9th September

Despite the conditions turning out decidedly more clement than expected migrant interest was minimal, with even the usually reliably numerous Wheatears reduced to barely more than a double figure total at the Bill, where there was little else of note either on the ground or overhead. The sea provided a little more interest, with 18 Balearic Shearwaters, a Manx Shearwater and an Arctic Skua amongst a light passage off the Bill. Ferrybridge came up with 14 Bar-tailed Godwits, 4 Sanderling, a Redshank and a Yellow-legged Gull amongst more routine fare.

Numbers of the commoner immigrant moths dropped away on a pretty breezy night, with singles of Convolvulus Hawk-moth and White-speck at the Grove the best of the oddities; a presumed Neglected Rustic was of note at the Obs.

Although a pretty raggedy specimen we think we're seeing enough on this moth trapped overnight at the Obs to be pretty sure it's a Neglected Rustic; if it is, it's only the second island record of this heathland species © Martin Cade

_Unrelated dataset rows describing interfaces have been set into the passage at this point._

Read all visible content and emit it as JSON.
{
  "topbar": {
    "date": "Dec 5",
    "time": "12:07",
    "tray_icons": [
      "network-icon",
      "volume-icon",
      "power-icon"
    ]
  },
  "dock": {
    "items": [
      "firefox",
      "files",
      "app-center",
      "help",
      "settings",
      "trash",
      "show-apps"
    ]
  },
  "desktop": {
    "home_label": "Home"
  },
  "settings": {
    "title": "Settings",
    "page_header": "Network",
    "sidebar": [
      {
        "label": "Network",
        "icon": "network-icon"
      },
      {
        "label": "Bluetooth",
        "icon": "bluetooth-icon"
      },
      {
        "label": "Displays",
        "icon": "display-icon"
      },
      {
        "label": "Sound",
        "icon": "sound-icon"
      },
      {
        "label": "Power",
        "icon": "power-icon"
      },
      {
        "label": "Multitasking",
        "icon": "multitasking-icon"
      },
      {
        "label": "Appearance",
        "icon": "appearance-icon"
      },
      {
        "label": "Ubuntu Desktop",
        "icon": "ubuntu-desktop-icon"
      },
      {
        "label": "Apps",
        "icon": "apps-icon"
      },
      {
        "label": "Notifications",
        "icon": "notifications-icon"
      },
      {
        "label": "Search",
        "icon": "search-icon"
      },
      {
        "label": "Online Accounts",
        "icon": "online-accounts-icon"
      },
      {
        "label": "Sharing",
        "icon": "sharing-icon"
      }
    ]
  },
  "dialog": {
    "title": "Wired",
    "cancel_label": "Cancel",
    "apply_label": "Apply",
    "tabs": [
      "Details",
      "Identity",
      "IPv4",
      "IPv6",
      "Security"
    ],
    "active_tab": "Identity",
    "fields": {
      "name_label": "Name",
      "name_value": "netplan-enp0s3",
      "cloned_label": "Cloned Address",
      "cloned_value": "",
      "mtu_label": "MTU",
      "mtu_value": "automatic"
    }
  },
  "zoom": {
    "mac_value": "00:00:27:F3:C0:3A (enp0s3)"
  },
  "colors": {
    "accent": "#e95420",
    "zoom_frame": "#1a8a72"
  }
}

As promised, Nick Hopper has kindly sent us through a report on the second of his two nights sound recording earlier in the week - Monday night, 5th/6th September. If waders were the feature group on Sunday night then it was very much passerines that were to the fore on Monday. It was another very busy night with Tree Pipits dominating, but the highlight was 2 Ortolan Buntings: the first recorded  at 22.45hrs just after Nick had heard one a few hundred metres away whilst out logging calls by ear, and the second at 01.40hrs. The recording below is the best of the two - the last call is easily audible but the first call (at 1.5 seconds) is a little harder to hear. Tree Pipits were calling almost continuously for large parts of the night; clearly many birds were lingering in the air once drizzle had set in an hour or so after dark, but lulls in activity did suggest that eventually birds were moving on. To give an idea of the spectacle, at its peak over 1000 calls an hour were recorded! Robins were also prominent and peaked at around 100 calls an hour before tailing off significantly after midnight. Other passerine callers were Spotted and Pied Flycatcher and Yellow Wagtail. Among the non-passerines a Common Scoter was a good record, whilst the usual suspects - including Bar-tailed Godwit, Knot and Turnstone - featured amongst the waders; in contrast to the night before no Greenshank and just a single Green Sandpiper were logged. Interestingly, and as has been heard before during these nocturnal sessions, some waders were breaking into song: mostly Dunlin but also a Common Sandpiper seemingly attempting to sing.